* What the exercise asks
All lines from the entries below that contain the string "Setting" should be copied out.
>>>
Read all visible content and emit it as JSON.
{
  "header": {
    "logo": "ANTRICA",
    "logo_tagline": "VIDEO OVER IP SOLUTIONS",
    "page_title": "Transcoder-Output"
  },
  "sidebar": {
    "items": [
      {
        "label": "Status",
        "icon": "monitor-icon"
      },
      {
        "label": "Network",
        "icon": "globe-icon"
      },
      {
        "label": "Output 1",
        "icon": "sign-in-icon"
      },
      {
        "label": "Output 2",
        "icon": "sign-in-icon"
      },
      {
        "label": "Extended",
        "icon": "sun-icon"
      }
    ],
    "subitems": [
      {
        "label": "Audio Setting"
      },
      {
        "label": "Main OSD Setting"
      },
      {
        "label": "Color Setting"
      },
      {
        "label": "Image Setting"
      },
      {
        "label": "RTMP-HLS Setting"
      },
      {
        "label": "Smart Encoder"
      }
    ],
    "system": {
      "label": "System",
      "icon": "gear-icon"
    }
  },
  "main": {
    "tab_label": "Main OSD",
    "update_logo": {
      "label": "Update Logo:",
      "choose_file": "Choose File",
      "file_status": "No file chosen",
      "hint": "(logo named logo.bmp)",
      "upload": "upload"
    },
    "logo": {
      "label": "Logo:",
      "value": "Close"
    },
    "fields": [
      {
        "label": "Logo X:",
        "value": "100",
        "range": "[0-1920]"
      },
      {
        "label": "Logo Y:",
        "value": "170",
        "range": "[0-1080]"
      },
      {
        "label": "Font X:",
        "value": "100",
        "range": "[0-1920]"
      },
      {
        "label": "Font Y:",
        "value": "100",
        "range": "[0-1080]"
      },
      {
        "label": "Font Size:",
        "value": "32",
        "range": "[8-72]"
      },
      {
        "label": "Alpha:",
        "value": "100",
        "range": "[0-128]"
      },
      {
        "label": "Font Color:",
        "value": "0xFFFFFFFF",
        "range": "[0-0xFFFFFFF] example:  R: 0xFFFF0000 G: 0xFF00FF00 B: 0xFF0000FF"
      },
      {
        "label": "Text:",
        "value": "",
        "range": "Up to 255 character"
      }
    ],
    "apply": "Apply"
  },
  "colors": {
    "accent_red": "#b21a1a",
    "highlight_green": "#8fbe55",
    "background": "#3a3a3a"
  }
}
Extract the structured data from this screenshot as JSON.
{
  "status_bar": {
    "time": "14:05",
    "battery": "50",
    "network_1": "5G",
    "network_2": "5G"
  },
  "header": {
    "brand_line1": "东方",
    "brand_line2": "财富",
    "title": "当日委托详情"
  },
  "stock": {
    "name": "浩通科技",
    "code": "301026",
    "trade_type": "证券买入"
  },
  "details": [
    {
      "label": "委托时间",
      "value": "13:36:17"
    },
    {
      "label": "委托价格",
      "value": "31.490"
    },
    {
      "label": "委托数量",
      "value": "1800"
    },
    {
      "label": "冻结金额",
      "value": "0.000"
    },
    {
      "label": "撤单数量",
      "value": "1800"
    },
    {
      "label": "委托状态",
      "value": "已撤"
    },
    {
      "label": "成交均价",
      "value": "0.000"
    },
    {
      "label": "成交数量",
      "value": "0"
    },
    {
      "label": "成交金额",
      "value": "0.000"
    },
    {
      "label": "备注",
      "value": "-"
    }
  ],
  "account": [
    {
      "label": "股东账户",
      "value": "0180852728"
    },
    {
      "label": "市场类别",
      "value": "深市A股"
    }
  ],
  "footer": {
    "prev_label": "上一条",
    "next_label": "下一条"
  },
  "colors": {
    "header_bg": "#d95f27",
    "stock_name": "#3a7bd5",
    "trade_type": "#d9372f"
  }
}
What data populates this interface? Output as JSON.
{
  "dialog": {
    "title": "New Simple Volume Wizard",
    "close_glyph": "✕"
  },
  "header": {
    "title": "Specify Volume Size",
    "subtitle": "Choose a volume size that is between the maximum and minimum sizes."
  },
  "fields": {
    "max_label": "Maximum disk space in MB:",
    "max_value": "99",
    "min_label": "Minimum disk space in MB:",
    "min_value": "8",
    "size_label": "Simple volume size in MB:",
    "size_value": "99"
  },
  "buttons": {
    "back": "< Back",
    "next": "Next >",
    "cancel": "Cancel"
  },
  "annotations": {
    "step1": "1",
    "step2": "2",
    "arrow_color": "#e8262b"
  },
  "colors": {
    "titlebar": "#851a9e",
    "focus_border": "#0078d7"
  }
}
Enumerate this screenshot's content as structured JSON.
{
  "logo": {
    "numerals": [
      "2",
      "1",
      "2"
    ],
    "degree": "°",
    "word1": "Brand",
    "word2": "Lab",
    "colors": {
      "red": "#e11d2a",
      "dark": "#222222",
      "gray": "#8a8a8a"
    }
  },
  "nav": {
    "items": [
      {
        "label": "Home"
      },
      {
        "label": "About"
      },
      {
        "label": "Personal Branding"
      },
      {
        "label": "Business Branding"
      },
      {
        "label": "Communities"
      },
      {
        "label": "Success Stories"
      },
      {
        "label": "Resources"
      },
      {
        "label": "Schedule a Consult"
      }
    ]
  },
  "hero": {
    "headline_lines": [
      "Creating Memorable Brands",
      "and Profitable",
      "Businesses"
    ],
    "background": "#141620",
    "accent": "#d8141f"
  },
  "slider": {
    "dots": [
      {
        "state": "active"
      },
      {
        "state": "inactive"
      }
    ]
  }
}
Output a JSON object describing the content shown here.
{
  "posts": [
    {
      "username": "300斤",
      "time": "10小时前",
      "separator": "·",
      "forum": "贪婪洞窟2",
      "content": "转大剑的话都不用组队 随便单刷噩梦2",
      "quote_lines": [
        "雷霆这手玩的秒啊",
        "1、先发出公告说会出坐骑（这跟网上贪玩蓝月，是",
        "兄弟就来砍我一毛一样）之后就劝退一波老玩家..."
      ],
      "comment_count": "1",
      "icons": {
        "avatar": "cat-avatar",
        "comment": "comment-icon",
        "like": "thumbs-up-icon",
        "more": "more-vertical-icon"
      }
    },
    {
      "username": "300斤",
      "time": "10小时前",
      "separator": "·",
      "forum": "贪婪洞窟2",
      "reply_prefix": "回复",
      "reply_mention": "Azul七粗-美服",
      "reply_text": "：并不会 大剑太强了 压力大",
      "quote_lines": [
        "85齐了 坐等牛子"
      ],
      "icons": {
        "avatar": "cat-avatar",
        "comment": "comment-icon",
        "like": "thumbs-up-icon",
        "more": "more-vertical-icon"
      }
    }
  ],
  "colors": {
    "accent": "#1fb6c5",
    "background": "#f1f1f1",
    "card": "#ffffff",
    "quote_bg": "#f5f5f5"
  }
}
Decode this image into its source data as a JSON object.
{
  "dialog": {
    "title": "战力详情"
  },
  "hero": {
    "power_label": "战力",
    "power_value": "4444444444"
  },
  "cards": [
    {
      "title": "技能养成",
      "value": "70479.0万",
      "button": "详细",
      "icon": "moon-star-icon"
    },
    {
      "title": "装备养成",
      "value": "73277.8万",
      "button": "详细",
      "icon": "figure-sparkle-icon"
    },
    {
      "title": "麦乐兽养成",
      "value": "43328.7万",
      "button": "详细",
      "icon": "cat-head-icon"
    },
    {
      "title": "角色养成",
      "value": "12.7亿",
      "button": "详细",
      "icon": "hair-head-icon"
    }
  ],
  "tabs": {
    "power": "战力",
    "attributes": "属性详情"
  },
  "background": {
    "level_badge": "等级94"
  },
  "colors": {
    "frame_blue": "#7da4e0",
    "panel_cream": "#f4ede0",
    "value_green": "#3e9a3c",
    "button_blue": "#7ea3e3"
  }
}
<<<
* The completed task
        "label": "Audio Setting"
        "label": "Main OSD Setting"
        "label": "Color Setting"
        "label": "Image Setting"
        "label": "RTMP-HLS Setting"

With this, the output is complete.